Data shown Start Marker

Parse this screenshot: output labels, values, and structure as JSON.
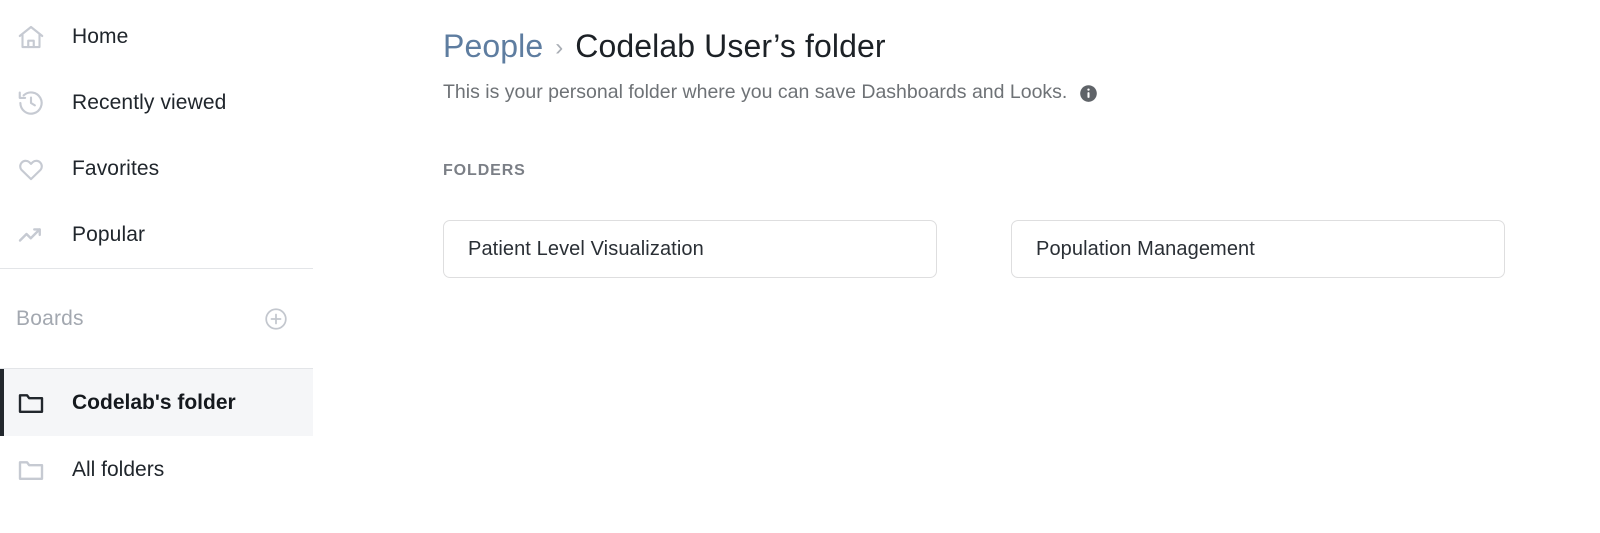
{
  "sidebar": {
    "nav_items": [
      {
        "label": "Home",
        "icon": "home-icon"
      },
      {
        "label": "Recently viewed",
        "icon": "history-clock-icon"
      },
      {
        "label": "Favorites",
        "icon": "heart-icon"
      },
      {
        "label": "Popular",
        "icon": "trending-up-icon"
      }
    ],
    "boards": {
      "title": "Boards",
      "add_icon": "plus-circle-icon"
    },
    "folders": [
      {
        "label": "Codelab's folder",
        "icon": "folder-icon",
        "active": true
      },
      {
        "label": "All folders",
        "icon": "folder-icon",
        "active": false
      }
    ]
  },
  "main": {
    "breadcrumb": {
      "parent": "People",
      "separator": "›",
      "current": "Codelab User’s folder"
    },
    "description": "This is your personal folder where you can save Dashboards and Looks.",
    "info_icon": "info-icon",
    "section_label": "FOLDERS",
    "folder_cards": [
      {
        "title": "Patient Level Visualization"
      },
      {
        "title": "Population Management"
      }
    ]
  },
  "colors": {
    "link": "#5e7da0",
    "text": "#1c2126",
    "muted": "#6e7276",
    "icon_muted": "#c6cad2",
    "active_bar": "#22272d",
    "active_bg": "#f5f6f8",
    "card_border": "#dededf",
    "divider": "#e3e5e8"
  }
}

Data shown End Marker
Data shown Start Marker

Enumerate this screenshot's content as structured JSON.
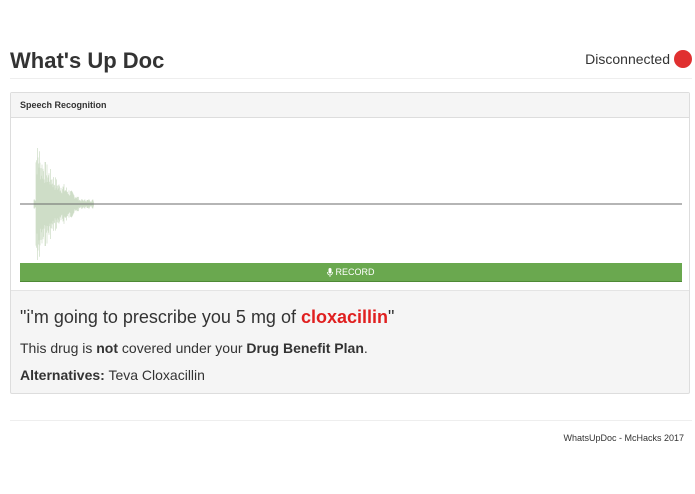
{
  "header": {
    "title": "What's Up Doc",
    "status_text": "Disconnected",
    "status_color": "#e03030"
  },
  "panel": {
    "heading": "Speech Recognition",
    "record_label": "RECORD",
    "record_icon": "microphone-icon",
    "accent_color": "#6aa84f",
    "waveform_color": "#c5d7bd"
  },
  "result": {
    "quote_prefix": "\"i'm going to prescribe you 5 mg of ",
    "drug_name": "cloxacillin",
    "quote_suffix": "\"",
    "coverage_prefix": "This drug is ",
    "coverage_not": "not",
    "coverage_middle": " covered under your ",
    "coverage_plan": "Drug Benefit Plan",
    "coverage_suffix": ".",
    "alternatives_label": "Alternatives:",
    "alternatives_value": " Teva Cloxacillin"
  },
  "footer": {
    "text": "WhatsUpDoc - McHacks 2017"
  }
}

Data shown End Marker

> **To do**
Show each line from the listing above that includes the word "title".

> **Written answer**
      "title": "Boards",
        "title": "Patient Level Visualization"
        "title": "Population Management"
    "title": "What's Up Doc",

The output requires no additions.